Well, as all things come to an end, so did our time in Bengal. The spring was giving way to the summer, the temperature was rising and the bugs were getting bigger and bigger and BIGGER. But one last adventure awaited. Baidyanath Das came by one sizzling afternoon and ordered us to pack a lunch and follow him. A dusty hike in the sun and a seemingly endless bumpy bus ride took us to yet another small and funky little village Baul celebration. We watched and drank in the music and then were invited/ordered on to the stage to sing. OH NO!!!!!!! However, there was no way for us to refuse, so Ganga Dhar and I proceeded to climb up and just do our best, trying to move past our inhibitions and let the passions of our hearts take flight. Thankfully we have no recordings of that moment, but, as was so often the case in India, we were met with such kindness and appreciation by the rustic audience of villagers and Bauls. They simply loved us SO much. The very next thing we knew, standing next to us on stage was Purna Das Baul, one of the elders and certainly the most world-renowned of their community. Indeed, it was Purna Das himself who had made that strange appearance on Bob Dylan’s album cover years before! With a flourish and a bow and perhaps a soft chuckle, this great Baul ambassador of bliss proceeded to pronounce Ganga Dhar and I “The First International Bauls!” I barely noticed the scattered applause as my heart went into wild celebration. Was this a dream?

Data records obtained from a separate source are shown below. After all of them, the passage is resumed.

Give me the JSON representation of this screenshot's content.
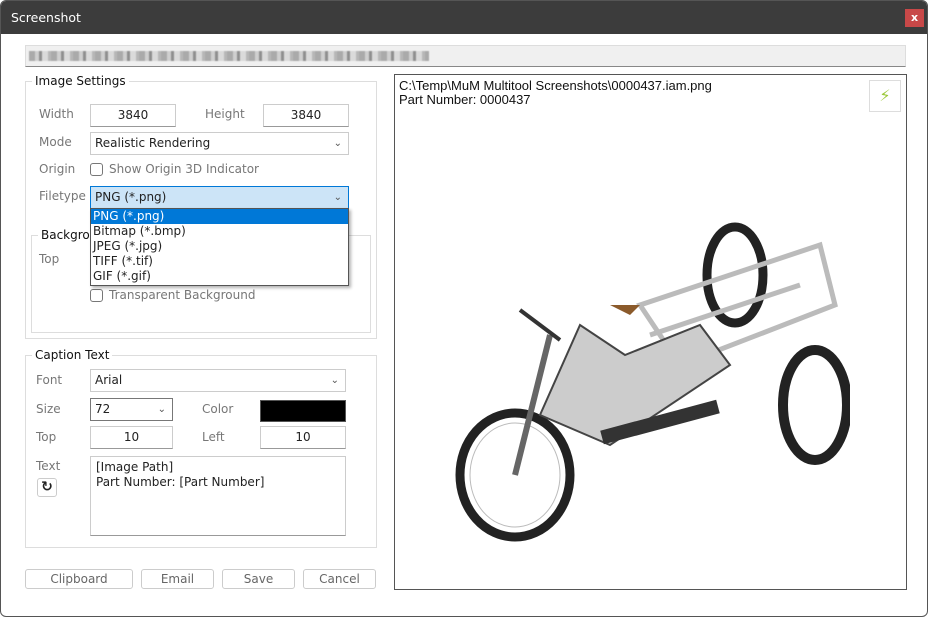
{
  "window": {
    "title": "Screenshot",
    "close_label": "x"
  },
  "path_bar": {
    "value_obscured": true
  },
  "image_settings": {
    "legend": "Image Settings",
    "width_label": "Width",
    "width_value": "3840",
    "height_label": "Height",
    "height_value": "3840",
    "mode_label": "Mode",
    "mode_value": "Realistic Rendering",
    "origin_label": "Origin",
    "origin_checkbox": "Show Origin 3D Indicator",
    "origin_checked": false,
    "filetype_label": "Filetype",
    "filetype_value": "PNG (*.png)",
    "filetype_options": [
      "PNG (*.png)",
      "Bitmap (*.bmp)",
      "JPEG (*.jpg)",
      "TIFF (*.tif)",
      "GIF (*.gif)"
    ]
  },
  "background": {
    "legend": "Background",
    "top_label": "Top",
    "transparent_label": "Transparent Background",
    "transparent_checked": false
  },
  "caption_text": {
    "legend": "Caption Text",
    "font_label": "Font",
    "font_value": "Arial",
    "size_label": "Size",
    "size_value": "72",
    "color_label": "Color",
    "color_value": "#000000",
    "top_label": "Top",
    "top_value": "10",
    "left_label": "Left",
    "left_value": "10",
    "text_label": "Text",
    "text_line1": "[Image Path]",
    "text_line2": "Part Number: [Part Number]"
  },
  "buttons": {
    "clipboard": "Clipboard",
    "email": "Email",
    "save": "Save",
    "cancel": "Cancel"
  },
  "preview": {
    "line1": "C:\\Temp\\MuM Multitool Screenshots\\0000437.iam.png",
    "line2": "Part Number: 0000437",
    "refresh_icon": "lightning-bolt-icon",
    "accent": "#9cc93a"
  }
}
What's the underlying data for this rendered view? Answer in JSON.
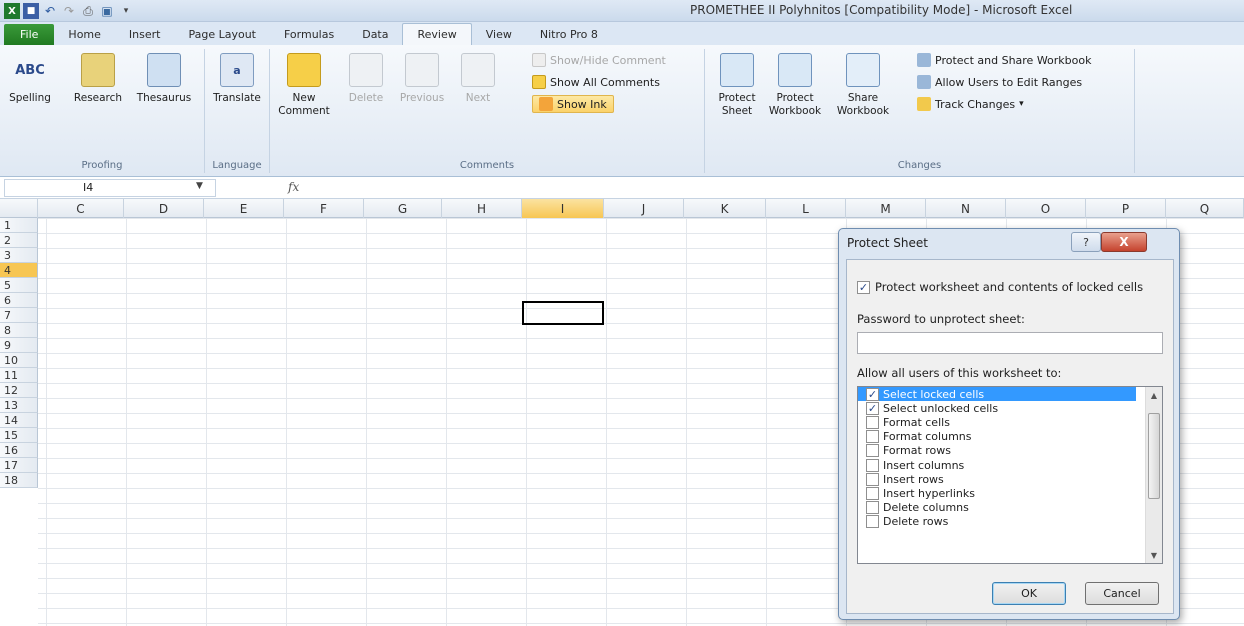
{
  "window": {
    "title": "PROMETHEE II Polyhnitos  [Compatibility Mode]  -  Microsoft Excel"
  },
  "tabs": [
    "File",
    "Home",
    "Insert",
    "Page Layout",
    "Formulas",
    "Data",
    "Review",
    "View",
    "Nitro Pro 8"
  ],
  "active_tab": "Review",
  "ribbon": {
    "proofing": {
      "label": "Proofing",
      "spelling": "Spelling",
      "research": "Research",
      "thesaurus": "Thesaurus"
    },
    "language": {
      "label": "Language",
      "translate": "Translate"
    },
    "comments": {
      "label": "Comments",
      "new_comment": "New Comment",
      "delete": "Delete",
      "previous": "Previous",
      "next": "Next",
      "show_hide": "Show/Hide Comment",
      "show_all": "Show All Comments",
      "show_ink": "Show Ink"
    },
    "changes": {
      "label": "Changes",
      "protect_sheet": "Protect Sheet",
      "protect_workbook": "Protect Workbook",
      "share_workbook": "Share Workbook",
      "protect_share": "Protect and Share Workbook",
      "allow_edit": "Allow Users to Edit Ranges",
      "track_changes": "Track Changes"
    }
  },
  "formula_bar": {
    "name_box": "I4",
    "fx": "fx",
    "value": ""
  },
  "grid": {
    "columns": [
      "C",
      "D",
      "E",
      "F",
      "G",
      "H",
      "I",
      "J",
      "K",
      "L",
      "M",
      "N",
      "O",
      "P",
      "Q"
    ],
    "rows": [
      "1",
      "2",
      "3",
      "4",
      "5",
      "6",
      "7",
      "8",
      "9",
      "10",
      "11",
      "12",
      "13",
      "14",
      "15",
      "16",
      "17",
      "18"
    ],
    "selected_column": "I",
    "selected_row": "4"
  },
  "dialog": {
    "title": "Protect Sheet",
    "help": "?",
    "close": "X",
    "protect_contents": {
      "label": "Protect worksheet and contents of locked cells",
      "checked": true
    },
    "password_label": "Password to unprotect sheet:",
    "password_value": "",
    "allow_label": "Allow all users of this worksheet to:",
    "permissions": [
      {
        "label": "Select locked cells",
        "checked": true,
        "selected": true
      },
      {
        "label": "Select unlocked cells",
        "checked": true,
        "selected": false
      },
      {
        "label": "Format cells",
        "checked": false,
        "selected": false
      },
      {
        "label": "Format columns",
        "checked": false,
        "selected": false
      },
      {
        "label": "Format rows",
        "checked": false,
        "selected": false
      },
      {
        "label": "Insert columns",
        "checked": false,
        "selected": false
      },
      {
        "label": "Insert rows",
        "checked": false,
        "selected": false
      },
      {
        "label": "Insert hyperlinks",
        "checked": false,
        "selected": false
      },
      {
        "label": "Delete columns",
        "checked": false,
        "selected": false
      },
      {
        "label": "Delete rows",
        "checked": false,
        "selected": false
      }
    ],
    "ok": "OK",
    "cancel": "Cancel"
  }
}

A culmination/continuation of past lives? To this day I don’t really know why this happened, but I do know that it was a life changing moment, a moment that is still living and breathing within me.

That was certainly many ages ago, but I continue to absorb and digest the musical lessons I learned at that time in my life. I’m still practicing the instruments, melodies and rhythms. For a long period of time the ‘dotar,’ a miniature Sarode and a staple instrument of the Bauls, became a sort of trademark for my music. And the spiritual lessons, the devotional aspiration/inspiration, the passion to break down the prison walls of our souls through song, are forever deeply imbedded into my molecules. “Jay Guru! Jay Guru!”

A brief footnote:

Although I never heard this from the Bauls themselves while I was in India, many say that the original Bauls were none other than Shri Caitanya Mahaprabhu and his great companion Prabhu Nityananda, who wandered across North India singing the praises of Radharani and Her beloved Lord Krishna, initiating the entire universe into the mysteries of Bhakti and the glories of singing the holy names. It is believed that Caitanya Mahaprabhu was an avatar or incarnation not just of Krishna, but of Radha AND Krishna together, in their eternal dance of love.